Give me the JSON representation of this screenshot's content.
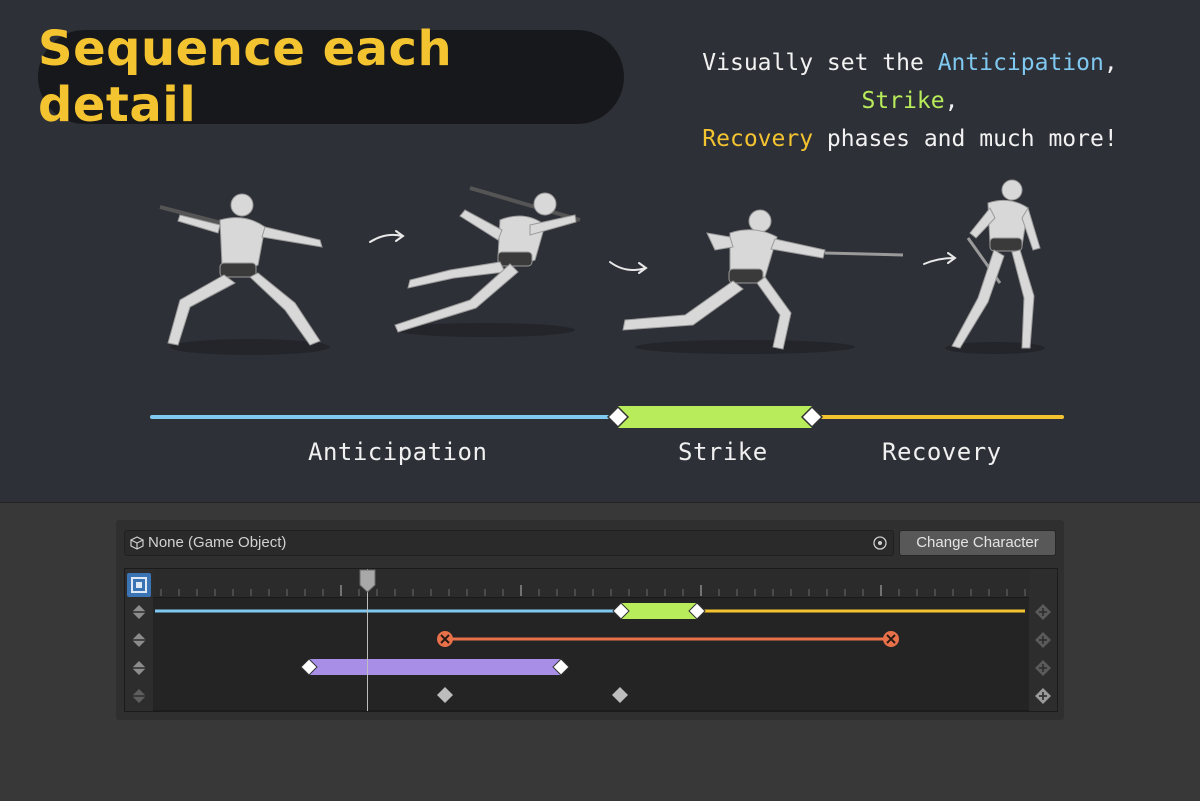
{
  "hero": {
    "title": "Sequence each detail",
    "tagline": {
      "part1": "Visually set the ",
      "anticipation": "Anticipation",
      "sep1": ", ",
      "strike": "Strike",
      "sep2": ",",
      "recovery": "Recovery",
      "part2": " phases and much more!"
    },
    "phases": {
      "anticipation": "Anticipation",
      "strike": "Strike",
      "recovery": "Recovery"
    }
  },
  "colors": {
    "anticipation": "#7fc8f0",
    "strike": "#b8ec5a",
    "recovery": "#f4c430",
    "cancel": "#e8714a",
    "range": "#a98ee8",
    "accent": "#3a74b5"
  },
  "editor": {
    "object_field": "None (Game Object)",
    "change_button": "Change Character"
  }
}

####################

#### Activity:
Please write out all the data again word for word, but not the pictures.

#### Solution to the exercise:
Give me the JSON representation of this screenshot's content.
{
  "hero": {
    "title": "Sequence each detail",
    "tagline": {
      "part1": "Visually set the ",
      "anticipation": "Anticipation",
      "sep1": ", ",
      "strike": "Strike",
      "sep2": ",",
      "recovery": "Recovery",
      "part2": " phases and much more!"
    },
    "phases": {
      "anticipation": "Anticipation",
      "strike": "Strike",
      "recovery": "Recovery"
    }
  },
  "colors": {
    "anticipation": "#7fc8f0",
    "strike": "#b8ec5a",
    "recovery": "#f4c430",
    "cancel": "#e8714a",
    "range": "#a98ee8",
    "accent": "#3a74b5"
  },
  "editor": {
    "object_field": "None (Game Object)",
    "change_button": "Change Character"
  }
}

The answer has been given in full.